### Task instructions
Go through the entries and copy every line that has the string "title" in it.

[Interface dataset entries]
-----

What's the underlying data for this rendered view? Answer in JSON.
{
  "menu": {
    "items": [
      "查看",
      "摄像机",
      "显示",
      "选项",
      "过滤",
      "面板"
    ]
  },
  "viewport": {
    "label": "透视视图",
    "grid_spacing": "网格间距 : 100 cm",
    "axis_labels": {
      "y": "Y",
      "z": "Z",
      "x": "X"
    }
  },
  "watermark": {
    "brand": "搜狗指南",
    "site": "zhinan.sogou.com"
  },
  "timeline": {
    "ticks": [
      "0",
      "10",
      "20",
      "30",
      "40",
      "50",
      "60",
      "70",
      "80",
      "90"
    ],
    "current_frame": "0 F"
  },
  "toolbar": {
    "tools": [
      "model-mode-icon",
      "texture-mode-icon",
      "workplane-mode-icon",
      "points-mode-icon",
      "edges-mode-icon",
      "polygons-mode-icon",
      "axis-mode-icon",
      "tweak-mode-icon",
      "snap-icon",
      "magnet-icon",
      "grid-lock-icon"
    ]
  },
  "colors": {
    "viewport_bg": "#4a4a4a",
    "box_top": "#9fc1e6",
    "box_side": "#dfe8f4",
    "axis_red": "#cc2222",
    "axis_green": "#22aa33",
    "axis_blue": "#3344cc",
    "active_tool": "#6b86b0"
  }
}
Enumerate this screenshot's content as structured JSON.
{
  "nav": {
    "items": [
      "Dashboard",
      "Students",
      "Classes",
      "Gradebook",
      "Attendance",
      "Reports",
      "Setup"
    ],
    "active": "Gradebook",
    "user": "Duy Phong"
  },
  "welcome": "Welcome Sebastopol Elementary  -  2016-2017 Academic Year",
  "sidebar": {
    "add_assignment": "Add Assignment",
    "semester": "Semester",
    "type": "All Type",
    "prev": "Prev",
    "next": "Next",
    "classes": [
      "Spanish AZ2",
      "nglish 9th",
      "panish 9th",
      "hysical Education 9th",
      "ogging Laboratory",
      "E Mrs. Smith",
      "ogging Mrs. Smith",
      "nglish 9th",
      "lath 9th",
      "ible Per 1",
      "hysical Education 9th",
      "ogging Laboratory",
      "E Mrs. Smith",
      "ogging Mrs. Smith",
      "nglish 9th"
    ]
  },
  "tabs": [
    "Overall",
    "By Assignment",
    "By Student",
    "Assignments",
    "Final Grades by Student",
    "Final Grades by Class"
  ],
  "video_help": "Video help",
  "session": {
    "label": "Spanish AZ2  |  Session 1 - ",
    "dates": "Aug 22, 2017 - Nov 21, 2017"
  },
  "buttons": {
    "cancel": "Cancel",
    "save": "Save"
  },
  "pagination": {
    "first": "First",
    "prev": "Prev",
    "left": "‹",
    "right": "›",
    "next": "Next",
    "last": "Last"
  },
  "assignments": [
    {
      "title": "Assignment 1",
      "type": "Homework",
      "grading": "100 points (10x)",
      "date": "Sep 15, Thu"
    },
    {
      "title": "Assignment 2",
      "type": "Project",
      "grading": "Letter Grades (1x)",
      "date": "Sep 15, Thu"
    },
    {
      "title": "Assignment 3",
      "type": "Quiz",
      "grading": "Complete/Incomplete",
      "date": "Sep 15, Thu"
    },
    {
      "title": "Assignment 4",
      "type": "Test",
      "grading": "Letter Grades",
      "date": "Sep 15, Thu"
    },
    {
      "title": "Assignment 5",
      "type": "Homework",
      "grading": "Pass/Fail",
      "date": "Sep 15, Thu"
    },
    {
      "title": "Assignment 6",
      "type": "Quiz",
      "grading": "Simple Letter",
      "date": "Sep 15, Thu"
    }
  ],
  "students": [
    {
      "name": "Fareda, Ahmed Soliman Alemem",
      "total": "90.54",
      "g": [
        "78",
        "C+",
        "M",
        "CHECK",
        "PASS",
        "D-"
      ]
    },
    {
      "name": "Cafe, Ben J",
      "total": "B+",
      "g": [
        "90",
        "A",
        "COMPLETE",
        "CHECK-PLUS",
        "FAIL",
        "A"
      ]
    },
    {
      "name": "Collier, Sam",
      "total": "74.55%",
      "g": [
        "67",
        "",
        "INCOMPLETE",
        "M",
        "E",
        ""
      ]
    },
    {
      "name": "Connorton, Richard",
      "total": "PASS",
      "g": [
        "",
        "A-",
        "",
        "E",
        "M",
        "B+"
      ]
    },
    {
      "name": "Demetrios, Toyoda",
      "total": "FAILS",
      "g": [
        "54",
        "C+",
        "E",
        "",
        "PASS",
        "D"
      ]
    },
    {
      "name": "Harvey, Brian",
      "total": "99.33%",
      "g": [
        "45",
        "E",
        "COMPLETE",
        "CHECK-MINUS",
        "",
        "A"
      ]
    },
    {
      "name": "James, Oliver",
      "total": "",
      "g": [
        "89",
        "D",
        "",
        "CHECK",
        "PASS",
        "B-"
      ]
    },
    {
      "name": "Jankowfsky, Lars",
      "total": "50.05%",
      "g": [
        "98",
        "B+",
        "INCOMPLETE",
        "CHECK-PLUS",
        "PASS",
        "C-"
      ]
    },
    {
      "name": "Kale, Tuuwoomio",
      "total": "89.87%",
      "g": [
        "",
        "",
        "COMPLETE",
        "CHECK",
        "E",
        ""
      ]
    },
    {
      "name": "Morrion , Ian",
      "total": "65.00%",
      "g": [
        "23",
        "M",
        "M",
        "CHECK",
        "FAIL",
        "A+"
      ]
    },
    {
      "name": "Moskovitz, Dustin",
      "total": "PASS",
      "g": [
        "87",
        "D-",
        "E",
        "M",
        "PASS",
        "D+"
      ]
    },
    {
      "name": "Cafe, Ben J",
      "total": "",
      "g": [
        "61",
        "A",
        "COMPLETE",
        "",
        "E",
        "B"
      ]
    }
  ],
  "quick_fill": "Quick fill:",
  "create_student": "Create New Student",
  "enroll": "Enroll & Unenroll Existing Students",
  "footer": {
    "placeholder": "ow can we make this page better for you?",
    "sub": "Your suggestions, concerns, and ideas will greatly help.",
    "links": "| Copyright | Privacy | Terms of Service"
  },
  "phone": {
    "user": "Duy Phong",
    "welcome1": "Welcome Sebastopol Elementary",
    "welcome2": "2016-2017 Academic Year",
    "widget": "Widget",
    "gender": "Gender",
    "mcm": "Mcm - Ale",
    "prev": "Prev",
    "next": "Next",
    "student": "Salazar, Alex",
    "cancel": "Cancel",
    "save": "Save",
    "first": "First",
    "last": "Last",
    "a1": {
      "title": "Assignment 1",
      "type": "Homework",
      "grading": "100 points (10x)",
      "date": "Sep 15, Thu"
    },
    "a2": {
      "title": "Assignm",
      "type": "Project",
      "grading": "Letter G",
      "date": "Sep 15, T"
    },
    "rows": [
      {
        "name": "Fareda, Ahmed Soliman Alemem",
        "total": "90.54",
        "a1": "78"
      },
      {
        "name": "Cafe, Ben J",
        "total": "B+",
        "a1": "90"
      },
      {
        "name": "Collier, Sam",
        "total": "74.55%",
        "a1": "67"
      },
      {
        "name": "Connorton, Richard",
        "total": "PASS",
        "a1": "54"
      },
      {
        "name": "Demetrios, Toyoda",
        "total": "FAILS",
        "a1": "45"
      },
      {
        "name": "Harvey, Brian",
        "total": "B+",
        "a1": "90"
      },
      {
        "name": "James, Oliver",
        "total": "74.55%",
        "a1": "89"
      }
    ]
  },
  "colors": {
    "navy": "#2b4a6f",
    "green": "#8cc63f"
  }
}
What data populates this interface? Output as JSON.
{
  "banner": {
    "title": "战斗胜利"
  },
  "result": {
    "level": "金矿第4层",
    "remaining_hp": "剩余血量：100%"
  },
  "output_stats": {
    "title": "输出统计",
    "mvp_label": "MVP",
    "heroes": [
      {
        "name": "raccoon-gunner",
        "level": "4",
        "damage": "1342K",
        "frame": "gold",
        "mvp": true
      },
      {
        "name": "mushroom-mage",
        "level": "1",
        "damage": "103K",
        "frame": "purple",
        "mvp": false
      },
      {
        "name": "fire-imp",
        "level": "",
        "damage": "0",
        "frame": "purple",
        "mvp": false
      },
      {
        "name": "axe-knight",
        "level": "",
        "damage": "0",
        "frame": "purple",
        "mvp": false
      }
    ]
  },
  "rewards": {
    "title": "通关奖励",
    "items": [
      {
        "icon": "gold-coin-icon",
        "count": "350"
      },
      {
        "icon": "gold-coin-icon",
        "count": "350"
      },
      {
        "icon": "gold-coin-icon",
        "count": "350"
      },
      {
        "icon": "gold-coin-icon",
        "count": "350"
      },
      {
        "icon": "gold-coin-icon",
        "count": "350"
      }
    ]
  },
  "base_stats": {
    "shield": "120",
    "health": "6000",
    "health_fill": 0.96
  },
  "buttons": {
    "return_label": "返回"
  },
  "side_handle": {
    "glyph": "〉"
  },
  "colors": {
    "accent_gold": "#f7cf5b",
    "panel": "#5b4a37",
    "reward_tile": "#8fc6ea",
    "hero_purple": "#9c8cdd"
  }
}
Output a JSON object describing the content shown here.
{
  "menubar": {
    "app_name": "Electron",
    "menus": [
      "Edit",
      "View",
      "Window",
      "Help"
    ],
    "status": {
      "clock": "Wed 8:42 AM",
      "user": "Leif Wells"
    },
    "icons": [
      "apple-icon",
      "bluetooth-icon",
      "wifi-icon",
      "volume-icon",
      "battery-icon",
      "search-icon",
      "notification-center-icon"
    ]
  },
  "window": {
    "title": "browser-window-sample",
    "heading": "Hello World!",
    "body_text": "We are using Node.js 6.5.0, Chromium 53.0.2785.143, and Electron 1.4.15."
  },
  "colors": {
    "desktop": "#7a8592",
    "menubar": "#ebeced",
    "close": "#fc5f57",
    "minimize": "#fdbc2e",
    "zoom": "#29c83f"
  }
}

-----

### Exercise result
      "title": "Assignment 1",
      "title": "Assignment 2",
      "title": "Assignment 3",
      "title": "Assignment 4",
      "title": "Assignment 5",
      "title": "Assignment 6",
      "title": "Assignment 1",
      "title": "Assignm",
    "title": "战斗胜利"
    "title": "输出统计",
    "title": "通关奖励",
    "title": "browser-window-sample",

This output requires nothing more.